Professor Marc Flandreau (directeur de la thèse à Sciences Po) praised the many qualities of the dissertation. He predicted that the work had a potential to revolutionize the current understanding of the political economy of bullionism. He stressed that a key innovation of the thesis was to outline the importance of market structure. Cadiz black market emerged because the legal divide between the Spanish supply of bullion and the demand for bullion represented by foreign merchants prevented American silver to flow directly in the European markets. The reason why bullion markets were organized the way they were (as black markets), why bullion was quoted as it was (in French bankers' correspondence) and so on, are complex matters in the study of market structure. The thesis lends itself to a Coasian study in firm organization. He encouraged the author to further her thinking by trying in the future to discuss in "Coasian" ways what the nature of the business of smuggling was. Second, he emphasized the importance of thinking about the government objective function as the explanation of bullionism. The government preferred an oligopsony of smugglers rather than competitive smuggling. Why? He mentioned the idea of the rent-seeking behaviour by the Spanish Crown, which is briefly discussed in the dissertation, and encouraged the author to focus on it. What were the benefits of this market set up? Did it permit a greater extraction of seigniorage? Did it facilitate other types of exploitation? Addressing these questions would lead the author to elaborate a coherent explanation of bullionism.
The candidate thanked him for comments and ideas. She agreed the importance of studying in depth why the Spanish government maintained the bullionist policy so long and the interest of analysing the government rent-seeking behaviour. She also thanked the approach toward a Coasian study in firm organization. It is a very suggestive way to frame the business of smuggling.
Le jury s’est ensuite retiré pour délibérer. L’accord a été complet sur les grandes qualités de la thèse qui a reçu a mention très honorable.
Puis, par vote à bulletin secret, il a été décidé d’attribuer à Pilar Nogués-Marco, les félicitations du Jury à l’unanimité. En effet, il s’agit d’un travail qui bouleverse l’état actuel de la recherche sur la nature du bullionisme et les fondements de l’économie de rente qu’il a créé. Par ailleurs, la découverte par Pilar Nogués-Marco, de documents prouvant l’existence de prix sur le marché noir espagnol, ainsi que l’étude de la formation de ces prix, constitue une réalisation scientifique exceptionnelle, tant sur le plan économique qu’historique.

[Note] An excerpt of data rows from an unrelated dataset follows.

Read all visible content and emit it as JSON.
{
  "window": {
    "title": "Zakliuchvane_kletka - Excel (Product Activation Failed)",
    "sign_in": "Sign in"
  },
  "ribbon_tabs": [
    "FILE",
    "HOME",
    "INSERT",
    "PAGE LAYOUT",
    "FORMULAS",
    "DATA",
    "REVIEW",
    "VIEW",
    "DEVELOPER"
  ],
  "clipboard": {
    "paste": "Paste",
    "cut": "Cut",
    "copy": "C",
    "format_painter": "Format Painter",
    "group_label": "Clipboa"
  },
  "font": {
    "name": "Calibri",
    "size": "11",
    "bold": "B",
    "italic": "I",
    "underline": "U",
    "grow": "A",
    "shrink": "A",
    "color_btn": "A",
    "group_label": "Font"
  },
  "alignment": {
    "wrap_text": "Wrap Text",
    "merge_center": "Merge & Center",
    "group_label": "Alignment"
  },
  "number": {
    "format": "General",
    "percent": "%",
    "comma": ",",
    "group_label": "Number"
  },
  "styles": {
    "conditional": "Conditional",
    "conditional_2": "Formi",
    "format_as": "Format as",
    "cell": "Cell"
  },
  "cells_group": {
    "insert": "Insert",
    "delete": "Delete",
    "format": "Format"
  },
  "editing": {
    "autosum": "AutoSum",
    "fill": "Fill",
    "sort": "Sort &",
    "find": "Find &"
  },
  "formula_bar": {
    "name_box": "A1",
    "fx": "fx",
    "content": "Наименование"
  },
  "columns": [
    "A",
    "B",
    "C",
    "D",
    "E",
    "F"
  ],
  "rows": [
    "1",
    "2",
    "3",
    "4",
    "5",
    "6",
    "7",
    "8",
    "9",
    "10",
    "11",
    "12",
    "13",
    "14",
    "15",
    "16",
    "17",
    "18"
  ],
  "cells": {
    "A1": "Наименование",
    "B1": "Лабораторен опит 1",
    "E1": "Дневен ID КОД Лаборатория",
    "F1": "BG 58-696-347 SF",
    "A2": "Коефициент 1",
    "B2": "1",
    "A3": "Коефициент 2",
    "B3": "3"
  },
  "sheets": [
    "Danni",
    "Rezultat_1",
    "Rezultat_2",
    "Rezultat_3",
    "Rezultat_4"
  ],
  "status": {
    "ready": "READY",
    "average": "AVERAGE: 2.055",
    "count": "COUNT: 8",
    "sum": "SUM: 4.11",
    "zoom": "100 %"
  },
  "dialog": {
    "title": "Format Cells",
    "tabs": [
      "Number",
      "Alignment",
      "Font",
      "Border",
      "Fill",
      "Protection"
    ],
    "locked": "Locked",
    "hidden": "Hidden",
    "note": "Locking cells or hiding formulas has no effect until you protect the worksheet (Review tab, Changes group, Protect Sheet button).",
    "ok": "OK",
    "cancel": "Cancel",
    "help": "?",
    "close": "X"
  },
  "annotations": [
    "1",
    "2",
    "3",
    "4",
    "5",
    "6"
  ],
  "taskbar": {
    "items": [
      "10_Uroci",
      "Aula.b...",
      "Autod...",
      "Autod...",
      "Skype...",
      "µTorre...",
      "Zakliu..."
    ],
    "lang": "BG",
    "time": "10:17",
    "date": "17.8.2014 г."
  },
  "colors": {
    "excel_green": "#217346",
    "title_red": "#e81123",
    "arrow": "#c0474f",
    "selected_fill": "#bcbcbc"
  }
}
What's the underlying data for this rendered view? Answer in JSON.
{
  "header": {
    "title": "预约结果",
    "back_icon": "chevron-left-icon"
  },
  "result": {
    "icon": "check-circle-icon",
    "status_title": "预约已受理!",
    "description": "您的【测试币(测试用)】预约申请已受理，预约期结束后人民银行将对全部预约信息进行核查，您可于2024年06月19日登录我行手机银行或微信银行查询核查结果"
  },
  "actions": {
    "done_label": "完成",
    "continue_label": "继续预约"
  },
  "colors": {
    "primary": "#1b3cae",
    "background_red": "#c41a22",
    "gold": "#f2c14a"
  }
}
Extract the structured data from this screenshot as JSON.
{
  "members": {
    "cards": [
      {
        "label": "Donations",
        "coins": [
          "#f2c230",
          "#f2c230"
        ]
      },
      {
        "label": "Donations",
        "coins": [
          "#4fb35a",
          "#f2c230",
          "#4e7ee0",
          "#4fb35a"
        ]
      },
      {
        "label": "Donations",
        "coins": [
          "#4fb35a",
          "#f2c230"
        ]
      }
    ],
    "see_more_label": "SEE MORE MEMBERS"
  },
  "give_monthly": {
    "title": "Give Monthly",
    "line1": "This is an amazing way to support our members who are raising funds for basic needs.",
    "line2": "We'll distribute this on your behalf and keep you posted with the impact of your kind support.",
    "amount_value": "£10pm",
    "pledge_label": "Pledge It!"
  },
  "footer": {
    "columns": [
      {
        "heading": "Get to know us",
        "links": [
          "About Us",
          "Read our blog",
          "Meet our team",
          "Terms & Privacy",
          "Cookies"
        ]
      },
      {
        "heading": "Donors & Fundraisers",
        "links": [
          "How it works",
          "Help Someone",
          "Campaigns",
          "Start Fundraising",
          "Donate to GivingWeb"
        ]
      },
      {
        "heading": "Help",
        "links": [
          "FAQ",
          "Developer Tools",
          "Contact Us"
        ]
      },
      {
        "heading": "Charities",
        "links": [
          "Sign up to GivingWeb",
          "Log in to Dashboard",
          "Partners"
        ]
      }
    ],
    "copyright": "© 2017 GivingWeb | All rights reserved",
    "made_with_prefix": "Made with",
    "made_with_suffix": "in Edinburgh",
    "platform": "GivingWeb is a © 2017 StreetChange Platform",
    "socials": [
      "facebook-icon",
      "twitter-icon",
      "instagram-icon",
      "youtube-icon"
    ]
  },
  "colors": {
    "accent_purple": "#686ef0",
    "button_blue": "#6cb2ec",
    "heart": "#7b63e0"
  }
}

En présence de la candidate et du public, le président lit alors les décisions du jury.